**Task prompt**
Your answer is one number, how many lines in the entries include "week".
== Material supplied ==
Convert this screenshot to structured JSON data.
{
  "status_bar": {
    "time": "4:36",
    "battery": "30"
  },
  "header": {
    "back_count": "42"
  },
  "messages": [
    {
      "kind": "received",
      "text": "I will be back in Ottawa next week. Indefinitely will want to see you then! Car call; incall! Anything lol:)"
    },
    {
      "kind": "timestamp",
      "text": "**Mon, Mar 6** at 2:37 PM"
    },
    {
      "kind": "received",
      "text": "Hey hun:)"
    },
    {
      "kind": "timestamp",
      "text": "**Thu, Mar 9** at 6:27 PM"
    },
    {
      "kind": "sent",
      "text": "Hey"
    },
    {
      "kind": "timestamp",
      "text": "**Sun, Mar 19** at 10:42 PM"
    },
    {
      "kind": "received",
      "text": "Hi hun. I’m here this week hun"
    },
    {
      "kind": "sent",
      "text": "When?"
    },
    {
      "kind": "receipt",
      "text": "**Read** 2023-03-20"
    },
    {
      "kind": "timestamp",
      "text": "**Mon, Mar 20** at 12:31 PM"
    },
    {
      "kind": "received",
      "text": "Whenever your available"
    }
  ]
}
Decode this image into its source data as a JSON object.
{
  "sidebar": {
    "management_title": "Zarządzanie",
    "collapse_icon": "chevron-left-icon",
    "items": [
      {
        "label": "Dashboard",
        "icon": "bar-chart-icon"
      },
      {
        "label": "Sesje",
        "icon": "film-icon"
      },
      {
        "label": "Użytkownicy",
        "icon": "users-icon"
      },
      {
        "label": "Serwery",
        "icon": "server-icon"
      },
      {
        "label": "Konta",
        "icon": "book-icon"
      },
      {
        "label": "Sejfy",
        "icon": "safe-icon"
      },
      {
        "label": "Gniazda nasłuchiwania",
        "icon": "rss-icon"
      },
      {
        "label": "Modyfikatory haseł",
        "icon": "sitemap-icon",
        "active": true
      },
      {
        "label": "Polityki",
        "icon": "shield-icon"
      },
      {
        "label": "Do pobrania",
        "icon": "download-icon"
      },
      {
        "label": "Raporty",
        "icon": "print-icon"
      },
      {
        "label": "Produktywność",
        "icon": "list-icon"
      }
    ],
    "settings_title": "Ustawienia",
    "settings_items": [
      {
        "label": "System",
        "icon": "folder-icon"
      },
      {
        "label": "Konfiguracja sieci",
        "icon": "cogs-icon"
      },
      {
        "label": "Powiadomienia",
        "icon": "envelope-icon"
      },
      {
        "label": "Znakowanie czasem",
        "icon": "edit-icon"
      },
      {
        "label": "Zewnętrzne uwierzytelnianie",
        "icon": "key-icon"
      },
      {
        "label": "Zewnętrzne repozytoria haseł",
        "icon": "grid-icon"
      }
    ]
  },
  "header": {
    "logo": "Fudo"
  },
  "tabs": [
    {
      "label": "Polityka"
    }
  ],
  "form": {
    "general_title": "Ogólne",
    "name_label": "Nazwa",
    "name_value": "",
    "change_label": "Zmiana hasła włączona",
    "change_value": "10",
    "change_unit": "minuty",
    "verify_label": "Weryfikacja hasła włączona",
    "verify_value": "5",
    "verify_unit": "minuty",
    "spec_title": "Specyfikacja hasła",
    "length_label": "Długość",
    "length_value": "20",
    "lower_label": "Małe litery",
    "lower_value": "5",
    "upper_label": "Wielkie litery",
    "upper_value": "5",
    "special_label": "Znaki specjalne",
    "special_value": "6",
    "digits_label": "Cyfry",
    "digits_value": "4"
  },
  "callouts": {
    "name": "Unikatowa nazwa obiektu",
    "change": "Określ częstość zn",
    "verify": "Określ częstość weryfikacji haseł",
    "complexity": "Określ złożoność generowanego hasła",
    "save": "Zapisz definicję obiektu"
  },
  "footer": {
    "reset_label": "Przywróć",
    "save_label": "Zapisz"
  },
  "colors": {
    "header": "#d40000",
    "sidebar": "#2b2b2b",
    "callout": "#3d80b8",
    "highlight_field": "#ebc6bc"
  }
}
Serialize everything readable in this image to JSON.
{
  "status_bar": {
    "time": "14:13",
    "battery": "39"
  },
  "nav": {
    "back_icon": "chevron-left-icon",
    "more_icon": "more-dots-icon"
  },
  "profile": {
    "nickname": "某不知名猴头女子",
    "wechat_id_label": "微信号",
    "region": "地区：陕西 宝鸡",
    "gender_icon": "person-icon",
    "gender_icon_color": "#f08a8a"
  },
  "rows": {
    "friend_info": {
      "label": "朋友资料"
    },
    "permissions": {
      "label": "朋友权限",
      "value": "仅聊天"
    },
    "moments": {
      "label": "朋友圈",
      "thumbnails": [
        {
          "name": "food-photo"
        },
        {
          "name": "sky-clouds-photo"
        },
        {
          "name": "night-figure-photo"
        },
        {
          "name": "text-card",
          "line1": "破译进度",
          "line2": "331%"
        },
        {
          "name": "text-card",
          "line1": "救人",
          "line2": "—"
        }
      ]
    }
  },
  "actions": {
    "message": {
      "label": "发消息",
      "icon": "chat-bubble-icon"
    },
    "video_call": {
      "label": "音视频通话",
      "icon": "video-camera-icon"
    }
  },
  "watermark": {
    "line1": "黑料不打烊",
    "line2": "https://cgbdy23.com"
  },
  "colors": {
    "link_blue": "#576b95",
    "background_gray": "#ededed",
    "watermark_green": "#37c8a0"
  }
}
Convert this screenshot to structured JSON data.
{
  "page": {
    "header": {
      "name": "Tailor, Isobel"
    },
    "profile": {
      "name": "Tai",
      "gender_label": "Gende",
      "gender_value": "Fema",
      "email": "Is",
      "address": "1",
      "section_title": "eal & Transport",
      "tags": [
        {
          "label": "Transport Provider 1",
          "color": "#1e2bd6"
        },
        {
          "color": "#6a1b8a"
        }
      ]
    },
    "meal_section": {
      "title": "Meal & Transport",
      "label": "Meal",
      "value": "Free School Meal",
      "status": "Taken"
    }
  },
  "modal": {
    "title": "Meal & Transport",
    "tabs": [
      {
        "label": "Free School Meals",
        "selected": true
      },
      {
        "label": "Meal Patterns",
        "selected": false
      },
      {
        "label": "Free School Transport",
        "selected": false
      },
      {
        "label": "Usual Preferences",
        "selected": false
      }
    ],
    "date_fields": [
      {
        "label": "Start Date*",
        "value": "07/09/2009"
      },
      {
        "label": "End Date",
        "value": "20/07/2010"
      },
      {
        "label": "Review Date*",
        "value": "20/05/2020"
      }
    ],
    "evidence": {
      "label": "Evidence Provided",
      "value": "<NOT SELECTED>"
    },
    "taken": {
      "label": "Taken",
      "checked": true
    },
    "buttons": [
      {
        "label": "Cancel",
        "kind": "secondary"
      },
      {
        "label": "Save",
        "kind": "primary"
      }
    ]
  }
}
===
**Task response**
2